For nearly a month I’ve been learning Kazakh in Almaty, Kazakhstan, a city where Russian remains the language of prestige. Even the Kazakhs here grew up speaking Russian, and they can be uncomfortable with their “national tongue.” Attempts to speak with some local people in Kazakh are often met with bemusement and a congratulatory “Молодец!” – “good job”, but in Russian. They could just as well say “Жарайсын”, the equivalent in Kazakh, but they don’t – when interacting with foreigners, speaking Russian remains a reflex. I’m lucky that I’ve studied Russian before, too, because otherwise I wouldn’t be as amused by all the Slavic words that get thrown at me in exchange for my bumbling Kazakh.
I went to a Kazakh friend’s birthday party, and I found a stark linguistic divide. The guests, except for me, were all Kazakhs, but about three-quarters of them spoke only in Russian. They took turns giving elaborate, poetic addresses to wish the birthday boy well. One guy, who didn’t speak Russian much, tried to give a short speech in the language anyways. It was better than I could’ve done for sure, and was well-meaning. “You had two hours to sit here, and that’s all you could think of?” said a haughty Russophone from across the table. When others who were even shakier in their Russian chose to give their toasts in Kazakh, most of the guests seemed to blank out, chatting amongst themselves and giving annoyed glances. To them, it seemed, Russian was a sign of culture and Kazakh something to be embarrassed by. “You are closer to god, we’ll give you that,” I heard one Russian-speaker say to his Kazakh-speaking brother.
Yet even in Almaty, there are people who speak Kazakh loudly and proudly, and when I engage with them they are thrilled to engage right back. I can see the pride in their eyes as I explain to them that you can even study Kazakh in America. They tend to still be a little insecure, asking why I would be interested in their language. I’m fascinated by Kazakh culture, I say, and language is a window into a national worldview. And with that they nod and say жарайсын, happy to welcome this new guest to their linguistic sphere.
I’m very lucky to be living with a fantastic family of Kazakh-speakers, which is often more helpful than hours and hours of classroom instruction.

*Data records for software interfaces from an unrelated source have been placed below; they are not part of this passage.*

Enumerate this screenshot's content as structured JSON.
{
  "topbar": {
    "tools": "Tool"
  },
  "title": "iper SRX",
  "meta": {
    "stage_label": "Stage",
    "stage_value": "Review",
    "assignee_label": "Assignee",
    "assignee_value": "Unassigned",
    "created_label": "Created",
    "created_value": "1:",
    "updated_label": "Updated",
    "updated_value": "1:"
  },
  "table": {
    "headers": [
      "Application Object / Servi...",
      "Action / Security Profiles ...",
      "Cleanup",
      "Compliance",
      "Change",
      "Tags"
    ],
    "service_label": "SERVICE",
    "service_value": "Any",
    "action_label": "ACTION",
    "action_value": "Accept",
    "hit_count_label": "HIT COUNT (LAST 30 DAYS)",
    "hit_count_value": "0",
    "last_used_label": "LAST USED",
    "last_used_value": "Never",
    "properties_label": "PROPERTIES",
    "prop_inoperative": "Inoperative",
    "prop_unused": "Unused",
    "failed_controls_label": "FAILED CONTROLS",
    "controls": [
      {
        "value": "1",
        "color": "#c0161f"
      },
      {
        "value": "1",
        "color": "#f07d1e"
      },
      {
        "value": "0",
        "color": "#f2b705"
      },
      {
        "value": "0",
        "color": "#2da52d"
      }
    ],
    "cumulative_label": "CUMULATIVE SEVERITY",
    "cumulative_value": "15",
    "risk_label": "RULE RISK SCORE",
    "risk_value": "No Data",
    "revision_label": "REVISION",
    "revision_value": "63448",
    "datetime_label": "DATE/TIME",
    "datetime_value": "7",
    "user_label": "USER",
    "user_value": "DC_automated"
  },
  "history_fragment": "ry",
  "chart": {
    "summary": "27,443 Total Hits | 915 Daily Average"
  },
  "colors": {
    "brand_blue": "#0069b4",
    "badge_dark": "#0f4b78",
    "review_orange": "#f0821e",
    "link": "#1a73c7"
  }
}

My host-mom, Gulchetai (who I call “apai”, which means “aunt” or “older sister”) is a Russian-Kazakh translator for the Health Department here, and she is super gung-ho about her mother tongue and me learning it. I tend to lapse into Russian when I grow frustrated with our language barrier, but she playfully “tsk tsk”s me and gets me back on track, slowly repeating herself and getting me to repeat after her. I’m often tired after a long day at school and try to give one-word answers or mumbled grunts to her Kazakh questions. Gulchetai does not accept this. She’ll say my correct answer for me in Kazakh and demand, “Now repeat!” Her daughter Moldir went to a Russian school and is more comfortable speaking to her mom in Russian, but whether it’s for my benefit or not, Gulchetai always answers in Kazakh. There are three younger kids, too, and they all went to Kazakh school, so my household is as Kazakh-friendly as it gets in urban Kazakhstan. A Kazakh toast here would not get an eye-roll but the heartiest of applause. It’s a great place to be, and I’m happy with my stay so far.
By: Dennis Keen
Program: Eurasian Regional Language Program
Term: Summer 2013